[Excerpts from an interface dataset]

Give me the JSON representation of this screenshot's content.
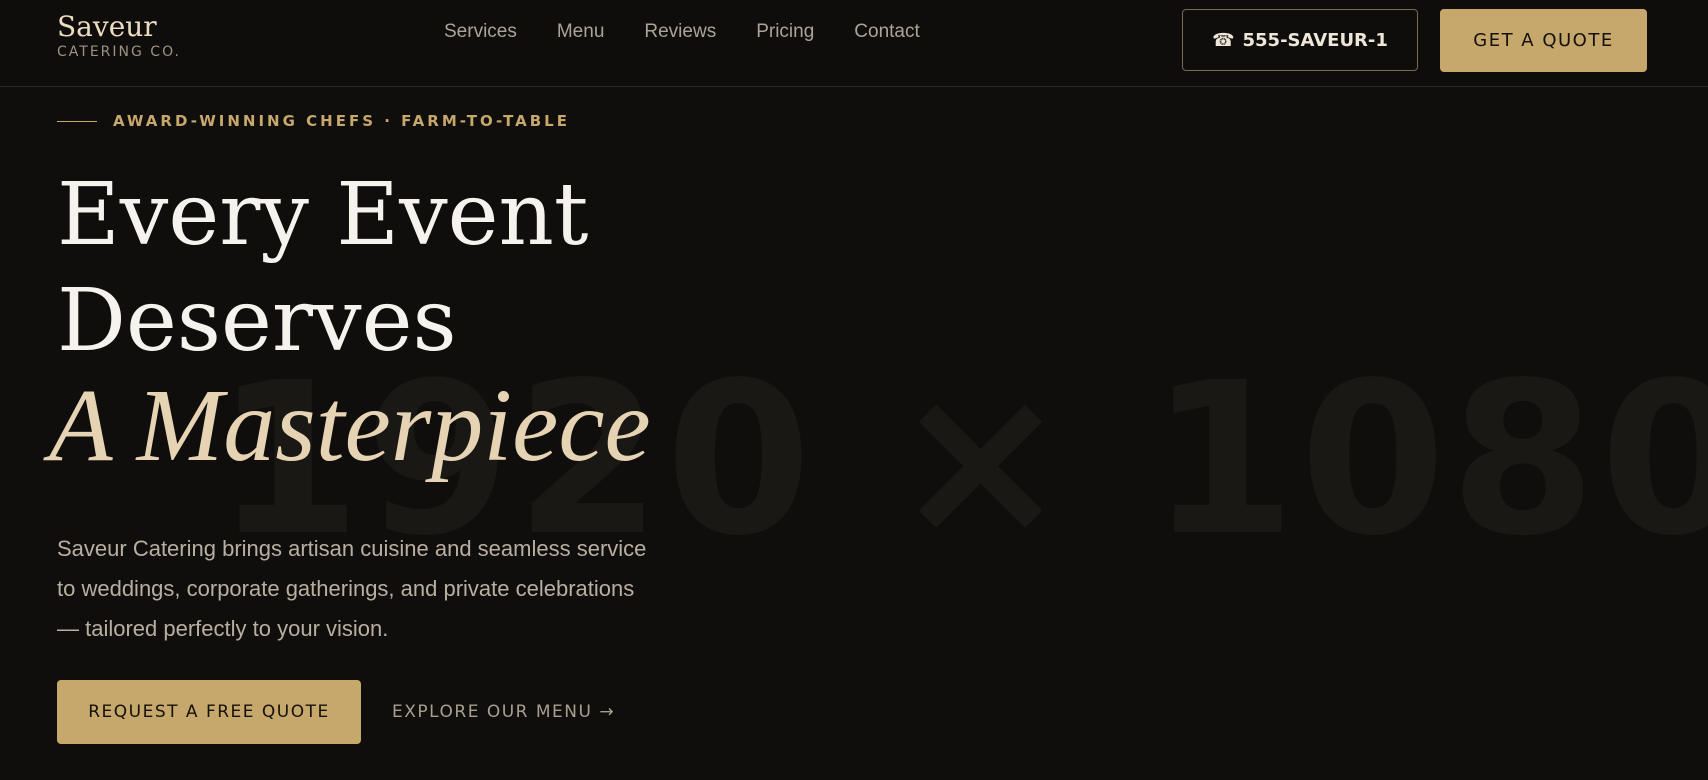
{
  "background_placeholder": "1920 × 1080",
  "brand": {
    "name": "Saveur",
    "tagline": "CATERING CO."
  },
  "nav": {
    "items": [
      {
        "label": "Services"
      },
      {
        "label": "Menu"
      },
      {
        "label": "Reviews"
      },
      {
        "label": "Pricing"
      },
      {
        "label": "Contact"
      }
    ]
  },
  "header_actions": {
    "phone_icon": "phone-icon",
    "phone_label": "555-SAVEUR-1",
    "quote_label": "GET A QUOTE"
  },
  "hero": {
    "eyebrow": "AWARD-WINNING CHEFS · FARM-TO-TABLE",
    "headline_line1": "Every Event",
    "headline_line2": "Deserves",
    "headline_accent": "A Masterpiece",
    "description": "Saveur Catering brings artisan cuisine and seamless service to weddings, corporate gatherings, and private celebrations — tailored perfectly to your vision.",
    "cta_primary": "REQUEST A FREE QUOTE",
    "cta_secondary": "EXPLORE OUR MENU →"
  },
  "colors": {
    "background": "#100e0c",
    "accent_gold": "#c6a76c",
    "accent_cream": "#e6d3b3",
    "text_primary": "#f6f3ee",
    "text_muted": "#b8afa1"
  }
}
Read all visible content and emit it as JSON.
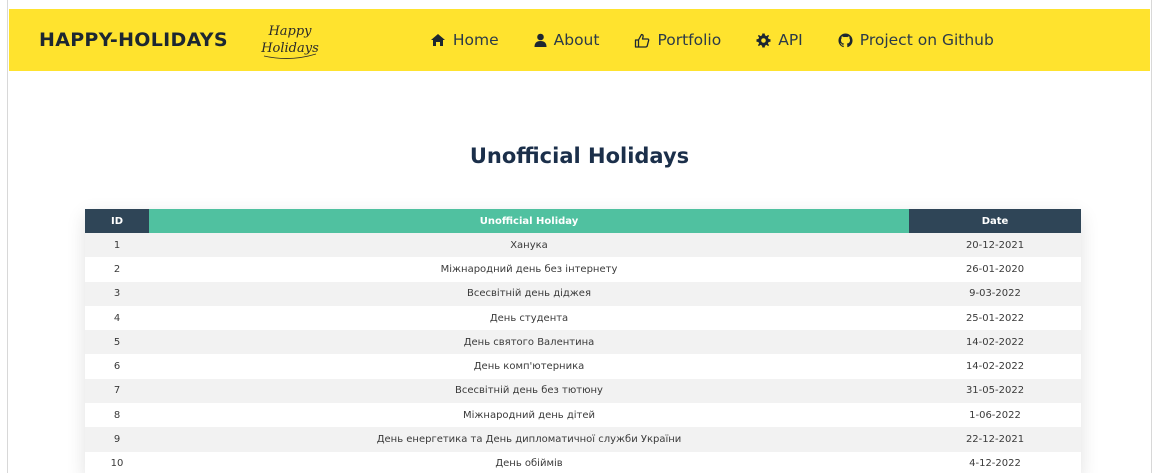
{
  "header": {
    "brand": "HAPPY-HOLIDAYS",
    "logo_text": "Happy Holidays",
    "nav": [
      {
        "label": "Home",
        "icon": "home-icon"
      },
      {
        "label": "About",
        "icon": "user-icon"
      },
      {
        "label": "Portfolio",
        "icon": "thumbs-up-icon"
      },
      {
        "label": "API",
        "icon": "gear-icon"
      },
      {
        "label": "Project on Github",
        "icon": "github-icon"
      }
    ],
    "bg_color": "#ffe32e"
  },
  "main": {
    "title": "Unofficial Holidays",
    "table": {
      "columns": [
        "ID",
        "Unofficial Holiday",
        "Date"
      ],
      "rows": [
        {
          "id": "1",
          "holiday": "Ханука",
          "date": "20-12-2021"
        },
        {
          "id": "2",
          "holiday": "Міжнародний день без інтернету",
          "date": "26-01-2020"
        },
        {
          "id": "3",
          "holiday": "Всесвітній день діджея",
          "date": "9-03-2022"
        },
        {
          "id": "4",
          "holiday": "День студента",
          "date": "25-01-2022"
        },
        {
          "id": "5",
          "holiday": "День святого Валентина",
          "date": "14-02-2022"
        },
        {
          "id": "6",
          "holiday": "День комп'ютерника",
          "date": "14-02-2022"
        },
        {
          "id": "7",
          "holiday": "Всесвітній день без тютюну",
          "date": "31-05-2022"
        },
        {
          "id": "8",
          "holiday": "Міжнародний день дітей",
          "date": "1-06-2022"
        },
        {
          "id": "9",
          "holiday": "День енергетика та День дипломатичної служби України",
          "date": "22-12-2021"
        },
        {
          "id": "10",
          "holiday": "День обіймів",
          "date": "4-12-2022"
        }
      ],
      "header_colors": {
        "id": "#2f4557",
        "holiday": "#50c1a0",
        "date": "#2f4557"
      }
    }
  }
}
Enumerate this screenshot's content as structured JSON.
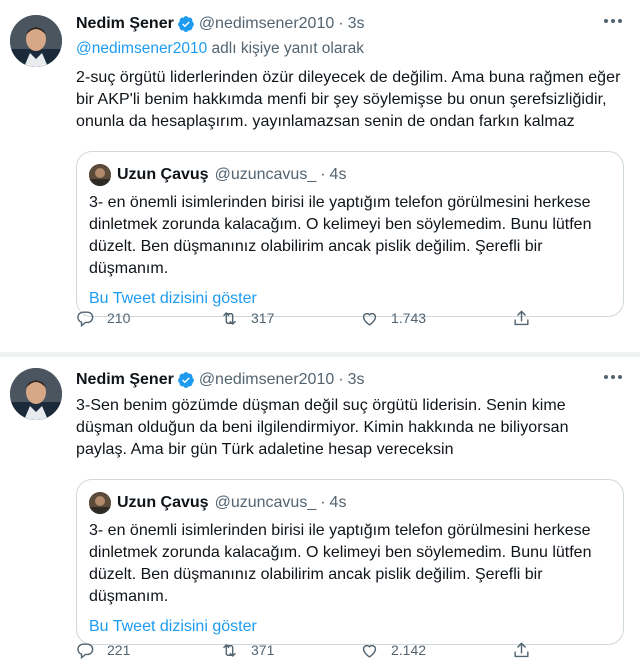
{
  "tweets": [
    {
      "author_name": "Nedim Şener",
      "author_handle": "@nedimsener2010",
      "time": "3s",
      "reply_to_handle": "@nedimsener2010",
      "reply_suffix": "adlı kişiye yanıt olarak",
      "text": "2-suç örgütü liderlerinden özür dileyecek de değilim. Ama buna rağmen eğer bir AKP'li benim hakkımda menfi bir şey söylemişse bu onun şerefsizliğidir, onunla da hesaplaşırım. yayınlamazsan senin de ondan farkın kalmaz",
      "quote": {
        "author_name": "Uzun Çavuş",
        "author_handle": "@uzuncavus_",
        "time": "4s",
        "text": "3- en önemli isimlerinden birisi ile yaptığım telefon görülmesini herkese dinletmek zorunda kalacağım. O kelimeyi ben söylemedim. Bunu  lütfen düzelt. Ben düşmanınız olabilirim ancak pislik değilim. Şerefli bir düşmanım.",
        "thread_link": "Bu Tweet dizisini göster"
      },
      "stats": {
        "replies": "210",
        "retweets": "317",
        "likes": "1.743"
      }
    },
    {
      "author_name": "Nedim Şener",
      "author_handle": "@nedimsener2010",
      "time": "3s",
      "text": "3-Sen benim gözümde düşman değil suç örgütü liderisin. Senin kime düşman olduğun da beni ilgilendirmiyor. Kimin hakkında ne biliyorsan paylaş. Ama bir gün Türk adaletine hesap vereceksin",
      "quote": {
        "author_name": "Uzun Çavuş",
        "author_handle": "@uzuncavus_",
        "time": "4s",
        "text": "3- en önemli isimlerinden birisi ile yaptığım telefon görülmesini herkese dinletmek zorunda kalacağım. O kelimeyi ben söylemedim. Bunu  lütfen düzelt. Ben düşmanınız olabilirim ancak pislik değilim. Şerefli bir düşmanım.",
        "thread_link": "Bu Tweet dizisini göster"
      },
      "stats": {
        "replies": "221",
        "retweets": "371",
        "likes": "2.142"
      }
    }
  ],
  "separator": "·",
  "icons": {
    "verified": "verified-badge-icon",
    "more": "more-options-icon",
    "reply": "reply-icon",
    "retweet": "retweet-icon",
    "like": "like-icon",
    "share": "share-icon"
  },
  "colors": {
    "accent": "#1d9bf0",
    "muted": "#536471",
    "text": "#0f1419",
    "border": "#cfd9de"
  }
}
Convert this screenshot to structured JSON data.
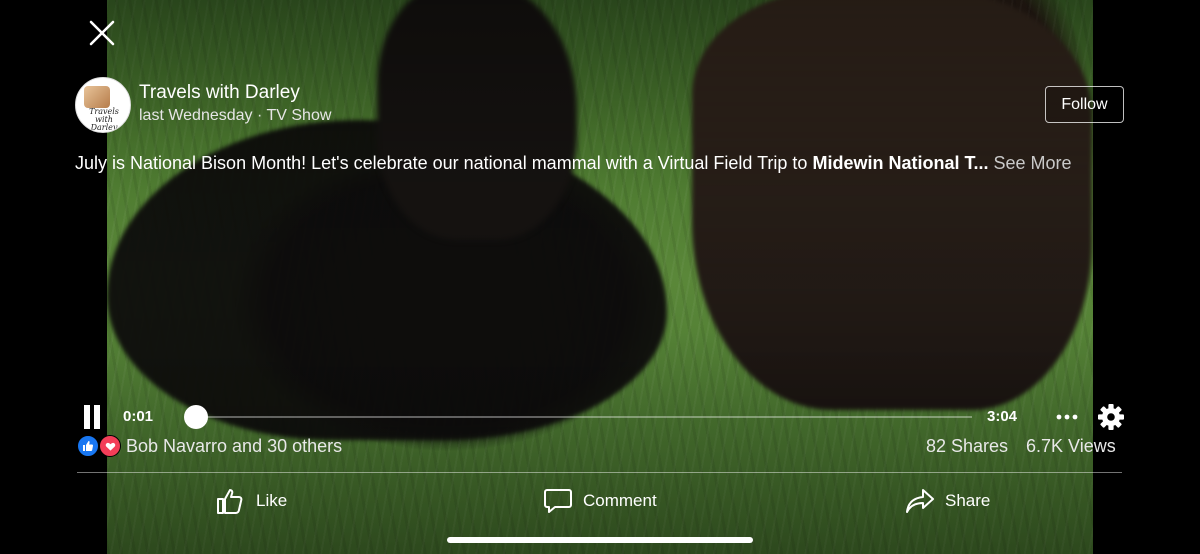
{
  "header": {
    "page_name": "Travels with Darley",
    "post_meta": "last Wednesday · TV Show",
    "follow_label": "Follow",
    "avatar_brand": "Travels with Darley"
  },
  "caption": {
    "text_prefix": "July is National Bison Month! Let's celebrate our national mammal with a Virtual Field Trip to ",
    "bold_text": "Midewin National T...",
    "see_more": "See More"
  },
  "player": {
    "current_time": "0:01",
    "total_time": "3:04",
    "progress_fraction": 0.005
  },
  "engagement": {
    "reactors": "Bob Navarro and 30 others",
    "shares": "82 Shares",
    "views": "6.7K Views",
    "reaction_icons": [
      "like-reaction-icon",
      "love-reaction-icon"
    ]
  },
  "actions": {
    "like": "Like",
    "comment": "Comment",
    "share": "Share"
  },
  "colors": {
    "like_blue": "#1877f2",
    "love_red": "#f33e58"
  }
}
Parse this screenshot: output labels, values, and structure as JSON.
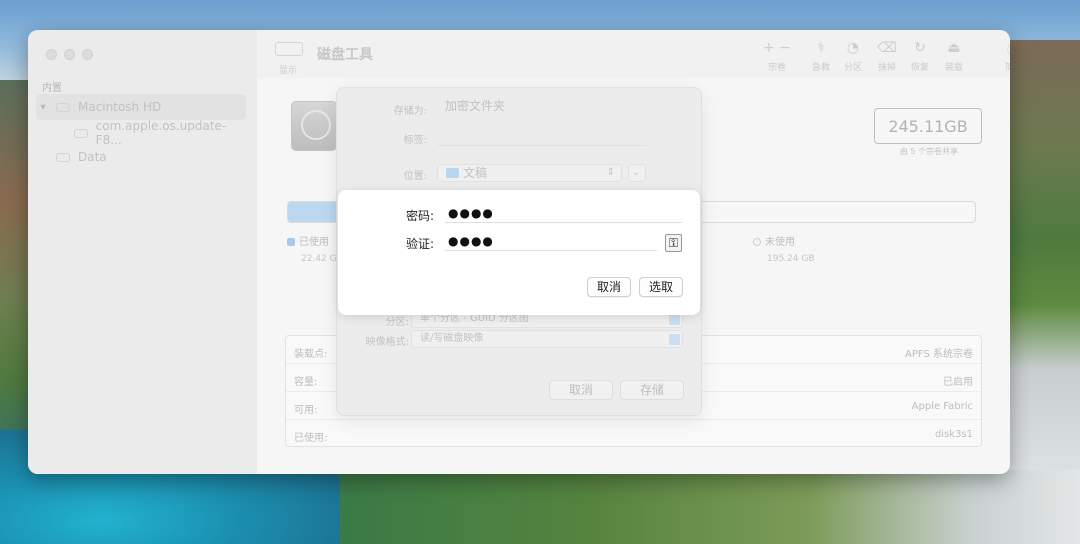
{
  "app": {
    "title": "磁盘工具",
    "view_label": "显示"
  },
  "toolbar": {
    "buttons": [
      {
        "label": "宗卷",
        "icon": "plus-minus-icon"
      },
      {
        "label": "急救",
        "icon": "stethoscope-icon"
      },
      {
        "label": "分区",
        "icon": "pie-icon"
      },
      {
        "label": "抹掉",
        "icon": "eraser-icon"
      },
      {
        "label": "恢复",
        "icon": "restore-icon"
      },
      {
        "label": "装载",
        "icon": "eject-icon"
      },
      {
        "label": "简介",
        "icon": "info-icon"
      }
    ]
  },
  "sidebar": {
    "section": "内置",
    "items": [
      {
        "label": "Macintosh HD"
      },
      {
        "label": "com.apple.os.update-F8..."
      },
      {
        "label": "Data"
      }
    ]
  },
  "disk": {
    "capacity": "245.11GB",
    "capacity_sub": "由 5 个宗卷共享",
    "used_fraction": 0.092,
    "legend_used": "已使用",
    "used_value": "22.42 G",
    "legend_free": "未使用",
    "free_value": "195.24 GB"
  },
  "info_rows": [
    {
      "key": "装载点:",
      "value": "APFS 系统宗卷"
    },
    {
      "key": "容量:",
      "value": "已启用"
    },
    {
      "key": "可用:",
      "value": "Apple Fabric"
    },
    {
      "key": "已使用:",
      "value": "disk3s1"
    }
  ],
  "save_sheet": {
    "save_as_label": "存储为:",
    "save_as_value": "加密文件夹",
    "tags_label": "标签:",
    "location_label": "位置:",
    "location_value": "文稿",
    "partition_label": "分区:",
    "partition_value": "单个分区 - GUID 分区图",
    "format_label": "映像格式:",
    "format_value": "读/写磁盘映像",
    "cancel": "取消",
    "save": "存储"
  },
  "password_dialog": {
    "password_label": "密码:",
    "password_value": "●●●●",
    "verify_label": "验证:",
    "verify_value": "●●●●",
    "key_icon": "key-icon",
    "cancel": "取消",
    "choose": "选取"
  },
  "colors": {
    "usage_fill": "#bcd7ef",
    "dialog_bg": "#ffffff"
  }
}
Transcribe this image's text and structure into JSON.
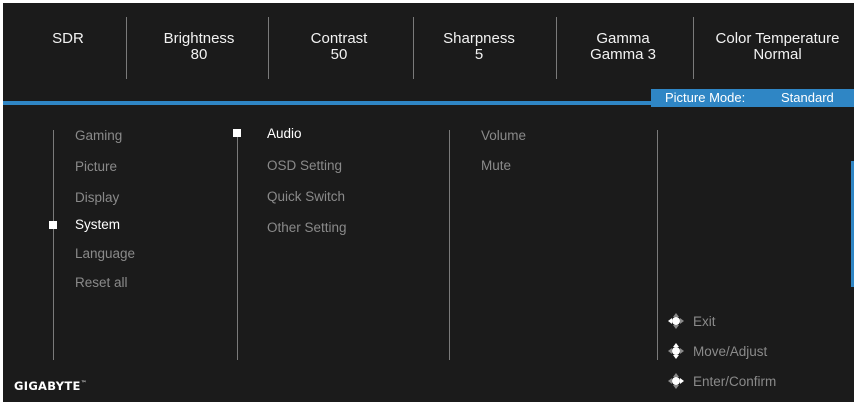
{
  "topbar": {
    "sdr": "SDR",
    "brightness_label": "Brightness",
    "brightness_value": "80",
    "contrast_label": "Contrast",
    "contrast_value": "50",
    "sharpness_label": "Sharpness",
    "sharpness_value": "5",
    "gamma_label": "Gamma",
    "gamma_value": "Gamma 3",
    "colortemp_label": "Color Temperature",
    "colortemp_value": "Normal"
  },
  "picture_mode": {
    "label": "Picture Mode:",
    "value": "Standard"
  },
  "main_menu": [
    "Gaming",
    "Picture",
    "Display",
    "System",
    "Language",
    "Reset all"
  ],
  "sub_menu": [
    "Audio",
    "OSD Setting",
    "Quick Switch",
    "Other Setting"
  ],
  "audio_menu": [
    "Volume",
    "Mute"
  ],
  "hints": {
    "exit": "Exit",
    "move": "Move/Adjust",
    "enter": "Enter/Confirm"
  },
  "logo": {
    "text": "GIGABYTE",
    "tm": "™"
  },
  "colors": {
    "accent": "#2f86c5",
    "background": "#1b1b1b",
    "inactive": "#8a8a8a"
  }
}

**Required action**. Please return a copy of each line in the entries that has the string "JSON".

**Exercise answer**.
Give me the JSON representation of this screenshot's content.
Read all visible content and emit it as JSON.
Enumerate this screenshot's content as structured JSON.
Convert this screenshot to structured JSON data.
Parse this screenshot: output labels, values, and structure as JSON.
Transcribe this image's text and structure into JSON.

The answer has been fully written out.